Claire, 89, from Riverdale, contacted her friend and traveling companion Nancy Edelstein, who was anxious to go with her on the cruise.

Nancy sent in the $500 deposit for the two women.

Claire, who banks electronically with Chase, sent a check to Nancy for half the deposit, $250 dollars. She filled in Nancy’s name and address and wrote in "Cuba" in the memo section as a reminder of what the check was for. She had no idea the problems that would cause.

The day after sending the check, Claire got a call from Chase asking her why the word Cuba was on the check. Claire explained that it was a reimbursement for a deposit on an upcoming trip.

She was told that referencing Cuba might be associated with the Cuba Sanction and appears on a designated block list by the U.S. Treasury’s Office of Foreign Assets Control.

A Chase spokesperson told Claire “the funds are in a JP Morgan Chase blocked account… they cannot release it because it’s been impounded by the Federal Government.”

Claire and Nancy have to apply for a Treasury Department license to prove they qualify for the Cuba trip.

Even though the United States  is loosening relations with Cuba, American’s cannot travel there unless they are part of one of 12 categories of authorized activities.

This is the list of those categories: family visits; official business of the U.S. government, foreign governments, and certain intergovernmental organizations; journalistic activity; professional research and professional meetings; educational activities; religious activities; public performances, clinics, workshops, athletic and other competitions, and exhibitions; support for the Cuban people; humanitarian projects; activities of private foundations or research or educational institutes; exportation, importation, or transmission of information or information materials; and certain authorized export transactions.

Claire says she never expected to be put through such an ordeal just to qualify for the cruise to Cuba.
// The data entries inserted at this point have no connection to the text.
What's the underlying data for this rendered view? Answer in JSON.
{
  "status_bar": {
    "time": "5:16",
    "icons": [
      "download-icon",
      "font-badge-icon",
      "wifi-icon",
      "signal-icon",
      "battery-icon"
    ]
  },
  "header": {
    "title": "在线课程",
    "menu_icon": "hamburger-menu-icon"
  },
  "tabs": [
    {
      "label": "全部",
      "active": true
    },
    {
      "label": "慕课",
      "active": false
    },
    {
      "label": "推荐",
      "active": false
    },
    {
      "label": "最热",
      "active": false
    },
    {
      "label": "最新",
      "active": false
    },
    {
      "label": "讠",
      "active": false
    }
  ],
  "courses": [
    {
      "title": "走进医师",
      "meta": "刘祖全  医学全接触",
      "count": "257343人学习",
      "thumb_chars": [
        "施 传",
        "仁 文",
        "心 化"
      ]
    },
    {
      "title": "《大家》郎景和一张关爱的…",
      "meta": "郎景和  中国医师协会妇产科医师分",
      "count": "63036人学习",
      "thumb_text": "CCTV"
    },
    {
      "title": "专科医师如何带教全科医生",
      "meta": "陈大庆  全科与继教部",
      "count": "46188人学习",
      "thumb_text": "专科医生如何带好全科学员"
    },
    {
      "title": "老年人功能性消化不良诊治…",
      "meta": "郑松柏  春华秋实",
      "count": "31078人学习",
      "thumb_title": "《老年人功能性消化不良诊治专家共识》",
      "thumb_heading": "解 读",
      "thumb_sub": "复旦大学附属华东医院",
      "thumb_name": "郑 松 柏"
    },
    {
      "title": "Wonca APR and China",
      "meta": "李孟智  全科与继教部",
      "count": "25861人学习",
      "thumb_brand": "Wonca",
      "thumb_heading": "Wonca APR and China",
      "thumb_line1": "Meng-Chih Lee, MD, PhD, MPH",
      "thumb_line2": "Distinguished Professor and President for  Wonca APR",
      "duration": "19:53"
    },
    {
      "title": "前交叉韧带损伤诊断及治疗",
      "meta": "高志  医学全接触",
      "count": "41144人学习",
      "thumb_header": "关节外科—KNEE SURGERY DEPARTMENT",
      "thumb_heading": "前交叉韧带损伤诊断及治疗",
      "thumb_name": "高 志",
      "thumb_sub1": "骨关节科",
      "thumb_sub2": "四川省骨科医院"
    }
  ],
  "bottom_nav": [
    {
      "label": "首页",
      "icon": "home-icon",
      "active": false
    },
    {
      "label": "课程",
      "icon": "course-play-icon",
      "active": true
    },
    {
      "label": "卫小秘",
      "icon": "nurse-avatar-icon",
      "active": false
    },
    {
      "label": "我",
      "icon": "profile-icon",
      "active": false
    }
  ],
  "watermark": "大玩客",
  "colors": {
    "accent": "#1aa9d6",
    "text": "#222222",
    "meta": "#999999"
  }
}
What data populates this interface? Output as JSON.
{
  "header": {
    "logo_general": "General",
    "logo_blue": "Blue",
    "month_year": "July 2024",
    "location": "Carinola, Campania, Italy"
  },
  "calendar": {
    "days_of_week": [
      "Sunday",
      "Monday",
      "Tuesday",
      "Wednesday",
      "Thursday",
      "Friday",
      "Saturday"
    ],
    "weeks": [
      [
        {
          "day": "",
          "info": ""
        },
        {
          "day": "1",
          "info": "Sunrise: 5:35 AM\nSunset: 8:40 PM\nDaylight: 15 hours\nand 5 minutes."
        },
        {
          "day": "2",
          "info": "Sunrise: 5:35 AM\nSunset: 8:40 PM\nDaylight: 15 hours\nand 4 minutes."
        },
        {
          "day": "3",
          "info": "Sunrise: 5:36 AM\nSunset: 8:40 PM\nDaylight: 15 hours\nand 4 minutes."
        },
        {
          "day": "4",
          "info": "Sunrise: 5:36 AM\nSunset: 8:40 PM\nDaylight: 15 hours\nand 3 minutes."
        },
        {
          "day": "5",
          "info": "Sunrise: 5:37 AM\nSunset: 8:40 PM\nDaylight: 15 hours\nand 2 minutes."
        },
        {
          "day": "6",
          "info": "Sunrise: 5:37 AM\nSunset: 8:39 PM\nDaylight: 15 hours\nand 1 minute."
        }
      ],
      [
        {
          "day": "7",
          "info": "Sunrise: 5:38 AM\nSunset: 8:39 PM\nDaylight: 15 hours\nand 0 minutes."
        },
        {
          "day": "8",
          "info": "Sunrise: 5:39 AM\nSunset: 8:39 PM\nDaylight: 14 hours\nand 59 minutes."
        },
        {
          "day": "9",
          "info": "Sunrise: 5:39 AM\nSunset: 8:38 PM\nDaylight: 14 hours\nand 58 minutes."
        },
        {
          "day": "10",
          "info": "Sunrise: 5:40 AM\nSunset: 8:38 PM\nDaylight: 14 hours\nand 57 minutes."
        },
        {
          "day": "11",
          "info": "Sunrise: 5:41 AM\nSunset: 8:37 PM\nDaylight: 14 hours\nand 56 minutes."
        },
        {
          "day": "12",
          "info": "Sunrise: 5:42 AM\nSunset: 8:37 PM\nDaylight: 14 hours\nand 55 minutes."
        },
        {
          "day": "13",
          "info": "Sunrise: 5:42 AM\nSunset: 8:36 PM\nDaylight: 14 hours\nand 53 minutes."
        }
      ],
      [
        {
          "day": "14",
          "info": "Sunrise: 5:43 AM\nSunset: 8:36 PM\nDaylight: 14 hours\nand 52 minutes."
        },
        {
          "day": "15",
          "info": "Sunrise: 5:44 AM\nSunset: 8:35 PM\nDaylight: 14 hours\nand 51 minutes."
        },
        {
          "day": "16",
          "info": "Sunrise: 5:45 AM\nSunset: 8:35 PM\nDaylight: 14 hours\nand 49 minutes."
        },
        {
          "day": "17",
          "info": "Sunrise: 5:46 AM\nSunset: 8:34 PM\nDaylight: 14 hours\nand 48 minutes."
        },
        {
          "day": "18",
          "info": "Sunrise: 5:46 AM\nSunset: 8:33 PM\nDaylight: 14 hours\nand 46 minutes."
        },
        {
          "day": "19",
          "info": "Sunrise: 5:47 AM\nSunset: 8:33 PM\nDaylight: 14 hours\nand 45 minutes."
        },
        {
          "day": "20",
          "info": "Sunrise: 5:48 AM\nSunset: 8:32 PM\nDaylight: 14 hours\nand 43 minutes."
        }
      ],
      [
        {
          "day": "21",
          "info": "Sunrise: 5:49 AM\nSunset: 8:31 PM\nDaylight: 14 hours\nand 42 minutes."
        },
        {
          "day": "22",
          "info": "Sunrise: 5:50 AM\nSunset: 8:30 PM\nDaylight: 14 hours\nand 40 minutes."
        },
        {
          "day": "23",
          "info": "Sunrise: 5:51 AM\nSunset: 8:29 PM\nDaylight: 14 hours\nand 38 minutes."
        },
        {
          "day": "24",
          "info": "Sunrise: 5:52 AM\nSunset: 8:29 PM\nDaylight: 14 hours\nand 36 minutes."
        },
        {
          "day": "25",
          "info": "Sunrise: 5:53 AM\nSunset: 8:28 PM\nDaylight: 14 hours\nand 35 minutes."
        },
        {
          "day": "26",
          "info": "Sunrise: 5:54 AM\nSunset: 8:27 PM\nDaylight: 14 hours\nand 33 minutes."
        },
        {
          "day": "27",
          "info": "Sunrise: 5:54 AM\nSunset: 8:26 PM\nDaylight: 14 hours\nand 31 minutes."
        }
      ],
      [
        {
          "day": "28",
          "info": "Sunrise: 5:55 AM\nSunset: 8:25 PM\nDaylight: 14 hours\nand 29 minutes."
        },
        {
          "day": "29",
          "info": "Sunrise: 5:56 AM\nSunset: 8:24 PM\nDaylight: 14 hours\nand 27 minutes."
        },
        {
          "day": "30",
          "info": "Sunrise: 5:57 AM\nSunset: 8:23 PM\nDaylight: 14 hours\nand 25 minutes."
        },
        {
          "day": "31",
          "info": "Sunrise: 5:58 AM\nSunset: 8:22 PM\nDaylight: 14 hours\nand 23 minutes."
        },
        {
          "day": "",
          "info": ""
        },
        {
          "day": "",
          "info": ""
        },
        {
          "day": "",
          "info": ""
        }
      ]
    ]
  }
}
She never thought writing the word "Cuba" in a memo line on a check would trigger a red flag.

"I hate to use the reference big brother is watching,” she said. “But I think it’s very unfair.”